“In my role as PAC chair and now on the board, I have to think about those guys down there, right?” McIlroy said. “So go to PGL and you have Andy Gardiner here (on a previous podcast), saying, well, I think I can create $5 billion in diaper equity and split it among the 210 (members), so I’m kind of adding that up in my mind and it’s like 20 million dollars each. I’m like, again, I’m not doing a good job for the players if I don’t bring this to the attention of the Tour and I’m like… sit down and listen to this guy, do something.
“Yes, OK, I understand the business model that the PGA Tour is currently under,” Andy said “paralyzed,” in terms of…that’s kind of what they can do and they’re doing the best they can with what they can, and I agree that they’re doing a tremendous job within the structure that they’re in because that’s what was created before Jay (Monahan) took over. You know But if someone comes along and says I think I can create that amount of revenue and distribute it to all the players, you have to listen to that, right? that once again, it is my responsibility to all the players who elected me to this position.

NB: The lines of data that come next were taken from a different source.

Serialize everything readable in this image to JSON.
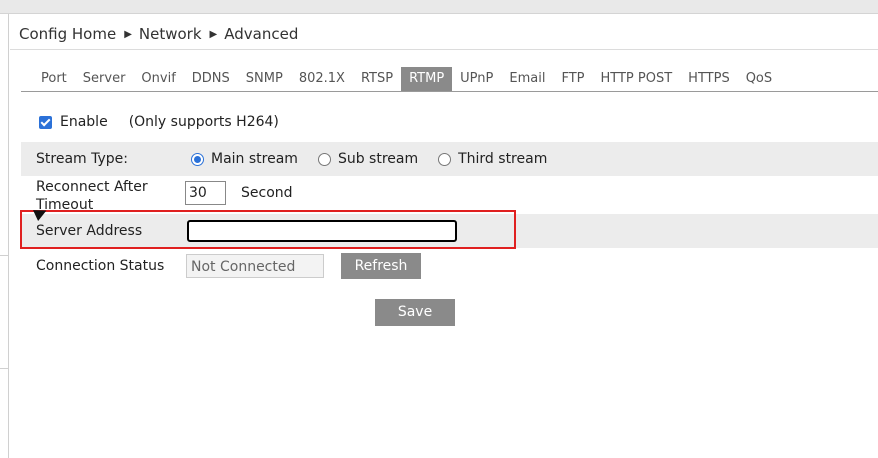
{
  "breadcrumb": [
    "Config Home",
    "Network",
    "Advanced"
  ],
  "tabs": [
    "Port",
    "Server",
    "Onvif",
    "DDNS",
    "SNMP",
    "802.1X",
    "RTSP",
    "RTMP",
    "UPnP",
    "Email",
    "FTP",
    "HTTP POST",
    "HTTPS",
    "QoS"
  ],
  "active_tab": "RTMP",
  "enable": {
    "label": "Enable",
    "checked": true,
    "note": "(Only supports H264)"
  },
  "stream_type": {
    "label": "Stream Type:",
    "options": [
      "Main stream",
      "Sub stream",
      "Third stream"
    ],
    "selected": "Main stream"
  },
  "reconnect": {
    "label": "Reconnect After Timeout",
    "value": "30",
    "unit": "Second"
  },
  "server_address": {
    "label": "Server Address",
    "value": ""
  },
  "connection_status": {
    "label": "Connection Status",
    "value": "Not Connected",
    "refresh_label": "Refresh"
  },
  "save_label": "Save",
  "colors": {
    "accent": "#2b71d8",
    "button": "#8a8a8a",
    "highlight": "#e02020",
    "row_alt": "#ececec"
  }
}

And yet, it would be quite different from the way the PGA Tour operates today.
From the start, the PGL – elements of which appear to have been adopted by LIV Golf Investments – had proposed a league that would have 18 events, with the majority in North America.
Under the proposal that would see the PGL as part of the PGA Tour, these tournaments would replace existing events on the PGA Tour and could be played at current venues and operated by Tour staff and partners.
They could even be renamed co-PGA/PGL events. The prize money would be $20 million, with $4 million going to the winner and $150,000 for last place. There would also be a team aspect – the winning team would split $1 million each week. And there would be a season-ending tag team championship for a $20 million prize fund for the winner.
Funding would come from a variety of sources. Gardiner said last year he had the funds to cover PGL’s entire working capital requirement “multiple times over.” There is no Saudi money involved or any other sovereign funds. Included are several US institutional private equity and high net worth US individuals.
But what about the players outside of the PGL, which is said to have 48 players made up of 12 four-average teams with the potential for a 13th team each week chosen by the fans?
Those not participating in PGL events would participate in regular PGA Tour events on other weeks, a schedule which, based on the current schedule, would mean approximately 30 events, with the FedEx Cup structure in place. Those who participate in the 18 PGL events would not be banned from participating in tournaments on other weeks.
Norman and his as-yet-unnamed league, which is backed by Saudi Arabia’s Public Investment Fund, have been in the news for the past few months. Norman was named CEO of LIV Golf Investments, which has pledged $300 million to the Asian Tour over the next 10 years, with plans for an alternative league similar in structure to that proposed by the PGL.
But Norman’s league would be separated, and there has already been considerable consternation as players such as Phil Mickelson, Bryson DeChambeau and Dustin Johnson are said to be in line to join the league. Most PGA Tour players have backed down following critical Tour comments from Mickelson, who is currently taking time off and has not competed since the Saudi international tournament in early February. It is unclear if he will even play in the Masters.
What remains to be seen is whether McIlroy, the PGA Tour Policy Board and Monahan will schedule a meeting with the World Golf Group to discuss PGL’s proposals.